A study of early voting patterns in states that have adopted an extended voting period shows several important trends related to voter age and partisanship (voters with strong party affiliations versus independents). The study results and their policy implications are discussed in an article in Election Law Journal.
Vivekinan Shok, Mary McGrath, and Eitan Hersh, Yale University (New Haven, CT), and Daniel Feder, Benenson Strategy Group (New York, NY), compared the demographic characteristics of early voters in the fall 2012 elections and those who voted on Election Day. In the article "The Dynamic Election: Patterns of Early Voting Across Time, State, Party, and Age", the authors note that currently about 25-33% of votes in the U.S. are cast prior to Election Day.
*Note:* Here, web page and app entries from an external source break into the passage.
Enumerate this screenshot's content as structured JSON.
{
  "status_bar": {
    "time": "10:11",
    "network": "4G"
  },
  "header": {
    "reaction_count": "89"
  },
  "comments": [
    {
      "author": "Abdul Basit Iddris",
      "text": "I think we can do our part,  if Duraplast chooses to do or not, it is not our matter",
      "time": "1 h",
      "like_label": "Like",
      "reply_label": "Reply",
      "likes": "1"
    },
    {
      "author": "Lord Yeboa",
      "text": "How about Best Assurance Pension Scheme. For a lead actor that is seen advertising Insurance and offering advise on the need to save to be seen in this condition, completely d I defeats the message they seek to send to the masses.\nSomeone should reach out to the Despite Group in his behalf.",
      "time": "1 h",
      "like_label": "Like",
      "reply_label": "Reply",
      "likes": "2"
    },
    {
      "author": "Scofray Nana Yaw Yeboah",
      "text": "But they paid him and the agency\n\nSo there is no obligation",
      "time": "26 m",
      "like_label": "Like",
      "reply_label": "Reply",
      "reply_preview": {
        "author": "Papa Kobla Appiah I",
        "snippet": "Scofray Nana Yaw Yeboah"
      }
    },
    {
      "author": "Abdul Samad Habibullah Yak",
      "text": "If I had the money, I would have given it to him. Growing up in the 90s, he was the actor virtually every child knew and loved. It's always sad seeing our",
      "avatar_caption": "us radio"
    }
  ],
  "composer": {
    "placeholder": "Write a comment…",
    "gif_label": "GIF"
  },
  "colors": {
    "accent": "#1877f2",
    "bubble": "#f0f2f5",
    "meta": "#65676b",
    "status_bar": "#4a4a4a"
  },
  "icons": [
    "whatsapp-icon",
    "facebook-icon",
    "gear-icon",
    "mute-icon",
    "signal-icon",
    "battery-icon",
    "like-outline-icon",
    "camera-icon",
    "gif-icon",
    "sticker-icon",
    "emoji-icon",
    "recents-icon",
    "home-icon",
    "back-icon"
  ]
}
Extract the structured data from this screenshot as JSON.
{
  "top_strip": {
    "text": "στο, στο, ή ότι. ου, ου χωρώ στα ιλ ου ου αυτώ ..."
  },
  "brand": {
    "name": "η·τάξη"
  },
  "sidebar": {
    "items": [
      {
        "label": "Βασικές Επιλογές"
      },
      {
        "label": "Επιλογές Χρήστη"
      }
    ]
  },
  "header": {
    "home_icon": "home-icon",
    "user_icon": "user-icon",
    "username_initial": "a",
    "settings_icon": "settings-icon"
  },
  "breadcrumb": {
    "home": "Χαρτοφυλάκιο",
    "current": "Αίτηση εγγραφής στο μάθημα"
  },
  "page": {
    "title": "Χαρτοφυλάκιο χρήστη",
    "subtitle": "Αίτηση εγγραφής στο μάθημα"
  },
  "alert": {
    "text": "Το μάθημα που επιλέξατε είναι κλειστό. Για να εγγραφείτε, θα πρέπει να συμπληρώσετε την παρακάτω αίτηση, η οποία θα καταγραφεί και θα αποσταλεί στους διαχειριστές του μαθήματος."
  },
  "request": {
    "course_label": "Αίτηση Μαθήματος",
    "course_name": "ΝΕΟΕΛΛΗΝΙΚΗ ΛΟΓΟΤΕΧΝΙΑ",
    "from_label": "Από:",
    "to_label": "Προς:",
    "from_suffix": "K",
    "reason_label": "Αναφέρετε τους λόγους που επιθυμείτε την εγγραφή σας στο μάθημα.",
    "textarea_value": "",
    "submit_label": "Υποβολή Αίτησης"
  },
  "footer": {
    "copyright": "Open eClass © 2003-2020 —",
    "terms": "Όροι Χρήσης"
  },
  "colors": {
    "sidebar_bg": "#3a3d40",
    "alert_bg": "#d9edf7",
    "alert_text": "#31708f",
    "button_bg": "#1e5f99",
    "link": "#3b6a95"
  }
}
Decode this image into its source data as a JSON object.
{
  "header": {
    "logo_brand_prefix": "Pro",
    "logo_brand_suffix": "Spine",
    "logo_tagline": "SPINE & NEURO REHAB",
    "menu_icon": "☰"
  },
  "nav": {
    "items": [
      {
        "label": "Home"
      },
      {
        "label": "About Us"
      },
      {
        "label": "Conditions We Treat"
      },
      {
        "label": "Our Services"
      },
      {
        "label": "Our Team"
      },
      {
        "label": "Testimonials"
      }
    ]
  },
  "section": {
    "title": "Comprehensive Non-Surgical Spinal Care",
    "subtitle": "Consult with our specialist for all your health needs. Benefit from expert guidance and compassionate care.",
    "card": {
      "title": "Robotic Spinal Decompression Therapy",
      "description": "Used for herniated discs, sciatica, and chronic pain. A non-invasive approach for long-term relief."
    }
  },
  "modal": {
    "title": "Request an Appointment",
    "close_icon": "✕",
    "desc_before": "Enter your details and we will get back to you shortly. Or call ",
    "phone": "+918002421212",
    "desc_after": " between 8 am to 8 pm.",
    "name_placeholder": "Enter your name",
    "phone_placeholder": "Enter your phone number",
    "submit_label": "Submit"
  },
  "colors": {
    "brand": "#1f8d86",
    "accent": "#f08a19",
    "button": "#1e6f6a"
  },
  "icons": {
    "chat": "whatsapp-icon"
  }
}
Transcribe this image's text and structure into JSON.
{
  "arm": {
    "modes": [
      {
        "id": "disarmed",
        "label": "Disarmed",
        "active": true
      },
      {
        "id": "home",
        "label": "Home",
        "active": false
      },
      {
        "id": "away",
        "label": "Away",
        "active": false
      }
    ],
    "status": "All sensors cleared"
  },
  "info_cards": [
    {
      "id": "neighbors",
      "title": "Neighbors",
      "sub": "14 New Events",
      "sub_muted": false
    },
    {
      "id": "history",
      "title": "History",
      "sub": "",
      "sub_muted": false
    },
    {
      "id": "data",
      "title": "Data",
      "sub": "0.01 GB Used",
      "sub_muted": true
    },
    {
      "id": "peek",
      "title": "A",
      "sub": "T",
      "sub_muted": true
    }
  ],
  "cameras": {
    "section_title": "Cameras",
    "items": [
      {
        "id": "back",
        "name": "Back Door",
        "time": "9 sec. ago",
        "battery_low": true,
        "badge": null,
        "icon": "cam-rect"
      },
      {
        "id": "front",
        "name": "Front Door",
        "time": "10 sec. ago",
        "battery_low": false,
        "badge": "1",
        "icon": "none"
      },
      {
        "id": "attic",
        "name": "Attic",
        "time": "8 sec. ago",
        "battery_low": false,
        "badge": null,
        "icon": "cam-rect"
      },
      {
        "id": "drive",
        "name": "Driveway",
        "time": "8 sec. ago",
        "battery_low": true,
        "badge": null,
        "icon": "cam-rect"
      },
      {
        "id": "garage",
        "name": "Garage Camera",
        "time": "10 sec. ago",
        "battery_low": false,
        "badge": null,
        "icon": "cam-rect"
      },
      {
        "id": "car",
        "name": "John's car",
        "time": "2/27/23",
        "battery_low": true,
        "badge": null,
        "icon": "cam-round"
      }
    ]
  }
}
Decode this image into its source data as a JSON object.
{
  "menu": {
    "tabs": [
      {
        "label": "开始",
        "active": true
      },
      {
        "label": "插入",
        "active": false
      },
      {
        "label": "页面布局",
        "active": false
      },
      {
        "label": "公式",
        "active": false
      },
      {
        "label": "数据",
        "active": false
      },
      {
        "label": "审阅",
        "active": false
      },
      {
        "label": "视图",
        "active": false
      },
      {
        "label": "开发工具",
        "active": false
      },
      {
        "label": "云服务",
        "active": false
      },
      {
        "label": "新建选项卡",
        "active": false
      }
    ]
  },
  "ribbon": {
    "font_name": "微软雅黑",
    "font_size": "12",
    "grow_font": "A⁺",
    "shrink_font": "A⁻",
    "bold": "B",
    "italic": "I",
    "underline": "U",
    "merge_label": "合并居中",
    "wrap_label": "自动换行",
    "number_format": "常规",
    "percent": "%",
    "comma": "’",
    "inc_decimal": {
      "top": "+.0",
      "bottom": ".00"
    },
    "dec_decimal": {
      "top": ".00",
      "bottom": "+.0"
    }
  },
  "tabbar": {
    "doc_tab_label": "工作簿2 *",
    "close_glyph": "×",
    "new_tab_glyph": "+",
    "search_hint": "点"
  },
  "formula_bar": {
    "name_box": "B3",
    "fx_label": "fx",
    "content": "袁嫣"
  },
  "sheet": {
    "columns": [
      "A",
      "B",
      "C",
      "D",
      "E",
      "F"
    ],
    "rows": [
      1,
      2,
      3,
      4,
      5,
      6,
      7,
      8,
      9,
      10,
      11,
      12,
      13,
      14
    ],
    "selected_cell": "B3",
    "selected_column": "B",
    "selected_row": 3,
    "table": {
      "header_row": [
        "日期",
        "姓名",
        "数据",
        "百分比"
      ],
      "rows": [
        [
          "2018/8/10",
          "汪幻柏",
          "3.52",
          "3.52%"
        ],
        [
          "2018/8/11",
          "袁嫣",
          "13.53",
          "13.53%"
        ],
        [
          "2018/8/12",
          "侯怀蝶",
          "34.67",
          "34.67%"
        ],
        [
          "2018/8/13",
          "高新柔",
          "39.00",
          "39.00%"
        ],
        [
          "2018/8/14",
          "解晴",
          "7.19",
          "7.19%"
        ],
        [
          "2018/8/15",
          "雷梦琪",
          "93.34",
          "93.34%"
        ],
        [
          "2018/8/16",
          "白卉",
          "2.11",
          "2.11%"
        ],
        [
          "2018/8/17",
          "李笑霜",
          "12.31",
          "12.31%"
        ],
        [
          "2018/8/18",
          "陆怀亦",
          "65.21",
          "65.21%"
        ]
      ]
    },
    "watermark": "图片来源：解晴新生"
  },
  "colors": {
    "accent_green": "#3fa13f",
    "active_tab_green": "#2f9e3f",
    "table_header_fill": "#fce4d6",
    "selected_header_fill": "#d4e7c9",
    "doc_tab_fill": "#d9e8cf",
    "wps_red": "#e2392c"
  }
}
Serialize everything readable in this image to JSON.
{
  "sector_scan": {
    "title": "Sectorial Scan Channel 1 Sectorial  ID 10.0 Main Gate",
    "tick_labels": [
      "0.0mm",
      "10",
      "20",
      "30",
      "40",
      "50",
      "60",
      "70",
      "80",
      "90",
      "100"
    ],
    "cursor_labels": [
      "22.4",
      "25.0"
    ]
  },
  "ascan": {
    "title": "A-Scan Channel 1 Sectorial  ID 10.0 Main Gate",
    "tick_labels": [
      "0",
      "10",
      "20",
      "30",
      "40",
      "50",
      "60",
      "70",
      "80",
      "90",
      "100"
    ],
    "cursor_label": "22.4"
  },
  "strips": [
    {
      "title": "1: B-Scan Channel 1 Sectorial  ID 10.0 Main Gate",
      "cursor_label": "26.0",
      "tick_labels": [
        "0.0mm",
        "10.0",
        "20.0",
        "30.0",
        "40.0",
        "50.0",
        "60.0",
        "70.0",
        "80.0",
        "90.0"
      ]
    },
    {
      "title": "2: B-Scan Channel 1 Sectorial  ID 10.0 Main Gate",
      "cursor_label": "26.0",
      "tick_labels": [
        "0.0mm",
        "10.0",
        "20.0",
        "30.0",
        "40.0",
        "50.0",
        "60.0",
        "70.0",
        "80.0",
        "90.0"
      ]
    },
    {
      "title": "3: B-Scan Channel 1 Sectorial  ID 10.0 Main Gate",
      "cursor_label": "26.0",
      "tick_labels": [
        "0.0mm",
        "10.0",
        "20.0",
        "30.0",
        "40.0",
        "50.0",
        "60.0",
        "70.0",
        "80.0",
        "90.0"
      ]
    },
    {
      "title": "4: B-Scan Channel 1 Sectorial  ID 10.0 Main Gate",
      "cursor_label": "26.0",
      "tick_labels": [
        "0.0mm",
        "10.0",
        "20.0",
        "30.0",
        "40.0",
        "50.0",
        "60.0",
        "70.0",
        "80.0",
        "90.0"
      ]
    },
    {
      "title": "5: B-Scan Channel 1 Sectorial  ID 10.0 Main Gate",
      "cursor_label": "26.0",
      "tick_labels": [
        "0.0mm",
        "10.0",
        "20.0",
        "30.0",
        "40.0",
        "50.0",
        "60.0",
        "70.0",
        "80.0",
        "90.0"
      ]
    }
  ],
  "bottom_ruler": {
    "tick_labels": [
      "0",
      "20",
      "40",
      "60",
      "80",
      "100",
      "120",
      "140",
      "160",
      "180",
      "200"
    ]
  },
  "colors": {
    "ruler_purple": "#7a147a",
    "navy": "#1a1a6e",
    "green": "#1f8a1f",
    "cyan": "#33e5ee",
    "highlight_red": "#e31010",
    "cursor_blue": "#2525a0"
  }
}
"Typically, most observers think of the 'early vote' as one homogenous mass of voters who choose to cast their ballots prior to election day. These authors discover that 'early' early voters tend to be older and more partisan, while 'late deciding' early voters are younger and more likely to be independents," says Election Law Journal Editor Paul Gronke, Reed College (Portland, OR). "This has important implications for the way we understand early voting returns in elections. We need to look very skeptically at the first voting totals that will be reported in mid-October; they are far from representative of the final electorate."
More information: Vivekinan Ashok et al, The Dynamic Election: Patterns of Early Voting Across Time, State, Party, and Age, Election Law Journal: Rules, Politics, and Policy (2016). DOI: 10.1089/elj.2015.0310
Provided by: Mary Ann Liebert, Inc